We can all describe lemons: yellow, round, shiny, soft, pungent, acidic, sour. They grow on trees. They're fruit. They make you pucker. With enough sugar added, they're good for lemonade. Someone might even note that they're put in drinking water in fancy restaurants.
But could you pick out your lemon from a batch of 15? We may understand lemons as a species perfectly without knowing a particular lemon well. Or vice versa.
Lemons were on the menu when Thom Harnett, Maine's assistant attorney general for civil rights, visited the school of which I'm principal. In one of three different class sessions, he gave each fourth- and fifth-grader a lemon. "Get to know your lemon," he said. "Be one with your lemon."
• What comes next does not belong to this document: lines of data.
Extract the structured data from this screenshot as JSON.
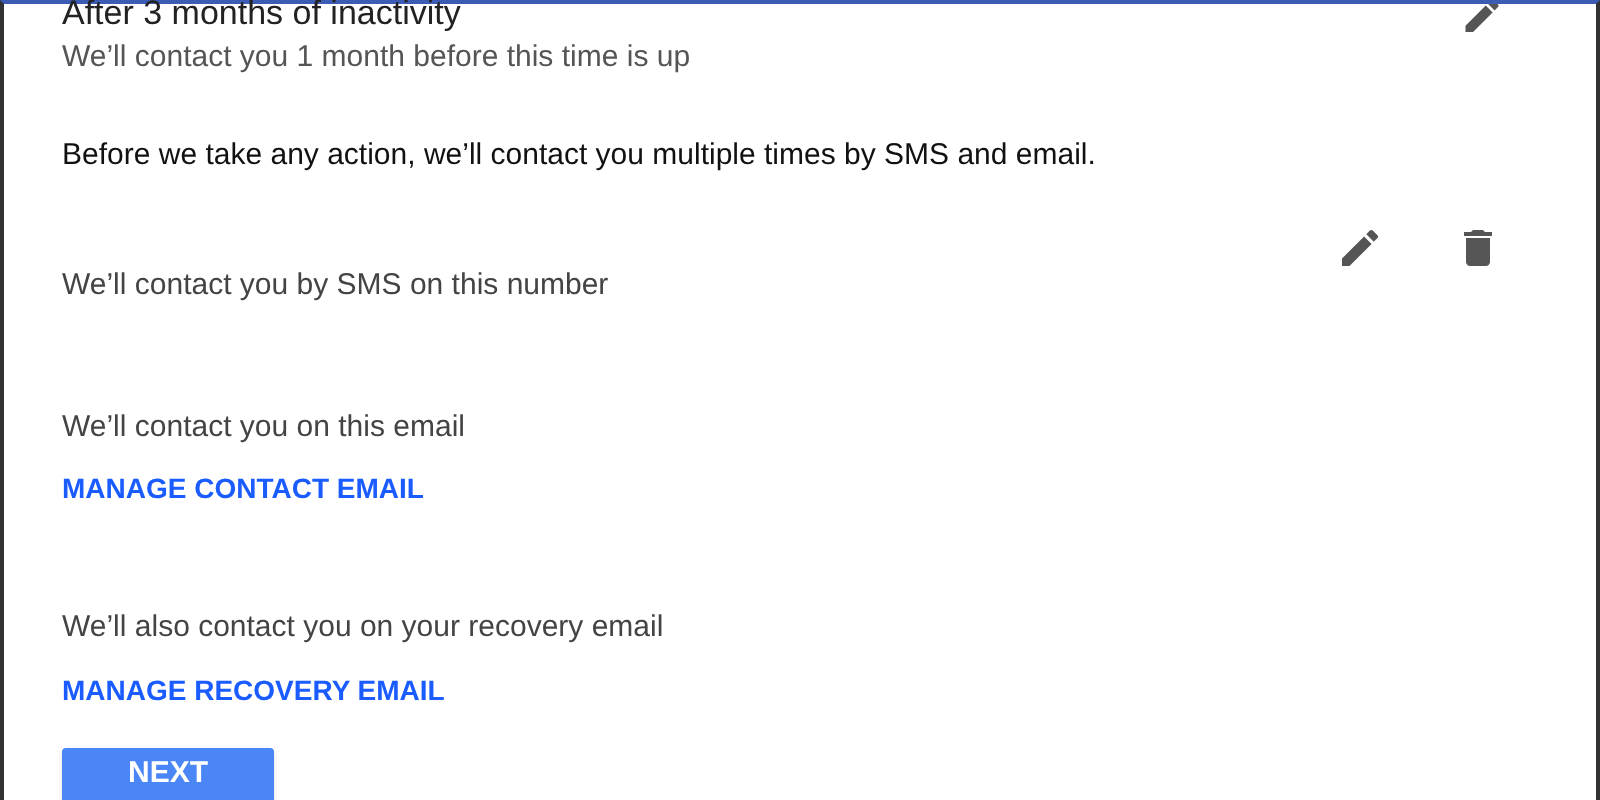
{
  "inactivity": {
    "title": "After 3 months of inactivity",
    "subtitle": "We’ll contact you 1 month before this time is up"
  },
  "notice": "Before we take any action, we’ll contact you multiple times by SMS and email.",
  "sms": {
    "label": "We’ll contact you by SMS on this number"
  },
  "contact_email": {
    "label": "We’ll contact you on this email",
    "link": "MANAGE CONTACT EMAIL"
  },
  "recovery_email": {
    "label": "We’ll also contact you on your recovery email",
    "link": "MANAGE RECOVERY EMAIL"
  },
  "next_button": "NEXT"
}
The class had already brainstormed the list of those generic lemon qualities, but getting familiar with a particular lemon required different eyes. And when Mr. Harnett collected all the lemons in a box, we had to think hard to remember what exactly distinguished "my" lemon from "your" lemon. How well had we gotten acquainted?
Then came the acid test: "Find your lemon in the box."
For a few brief moments, there was a scrum. However, everyone successfully retrieved his or her personal lemon. All lemons do not look alike.
Then a very different list of qualities appeared on the blackboard, as the class brainstormed words for the now-unique lemons.
First of all, the yellow fruit became "my lemon." Maybe it had a little "thingy" on top, a blemish near the middle, a brown spot, a bump, even a name. "Naming helps," said Jen. So we had Bob and Chester Lemon. Now it's personal.
Harnett's exercise was a perfect metaphor for how we make snap judgments and definitions versus intimate knowing and deeper understanding.
In fact, he spends a lot of time in court using the Maine civil rights statute to correct the effects of inappropriate or illegal judgments based on gender, religion, race, language, or national origin. And he spends a lot of time in schools helping kids make appropriate judgments based on character and respect. His visit to us was naturally aligned with Martin Luther King Jr. Day.